In response to your article on raising the weir at the above location the whole issue of water supplies is more complex than just dealing with the weir.
Water supply in the CVRD feeds water to many areas through the public water supply/water mains. In those areas served by water supply infrastructure homeowners get the benefit of lower insurance rates to a perceived lowering of the fire risk where properties are protected.
New developments in certain areas not served by the existing water infrastructure have to either provide private water supplies or can offset fire risk by providing automatic sprinklers in each building. Depending on the available fire service response it may or may not justify the provision of fire hydrants.
While all distribution piping is fed from Lake Cowichan, some areas have to compensate by providing their own infrastructure. Due to shortage of water and/or infrastructure in some areas- particularly where development is occurring on the boundaries of the municipality such as in Union Bay- more reliance is being placed on tank storage. For instance, we are using 5000- gallon tanks in lieu of mains-fed hydrants where infrastructure does not exist or where there are significant challenges connecting to the existing water supply system. This is an alternative approach to qualify homeowners for insurance rate reductions.
Pressures on the system are increasing due to climate change, long and dryer summers as well as other factors.

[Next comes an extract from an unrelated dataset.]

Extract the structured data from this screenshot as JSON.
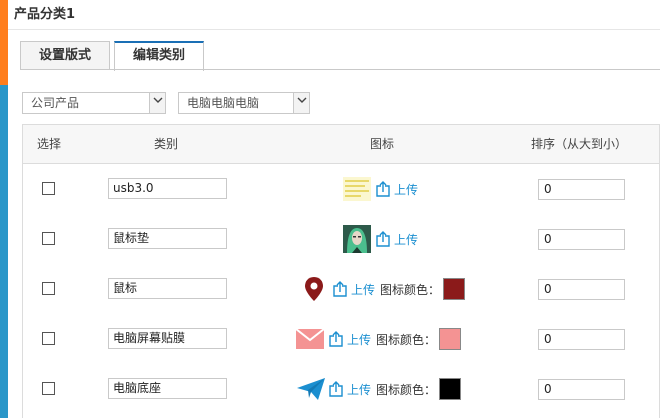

However, there is a surfeit of water in the winter. While increasing the capacity of water in Lake Cowichan will mitigate the potential problem of continuity of the supply in summer, this is a short-term solution. The extended dry periods in the summer suggest that secondary storage may be required in the long term. This would mean pumping excess water in the winter into an adjoining valley. Mosaic are well -equipped to assess this option.
This supply would then be brought on stream to maintain the water levels constant rather reliance on a higher weir to improve storage capacity. The pumping capacity and valve controls required to bring a second supply on stream would be relatively conventional and all fully automatic. This would also reduce dependence of the Crofton Mill on the Lake Cowichan Lake level.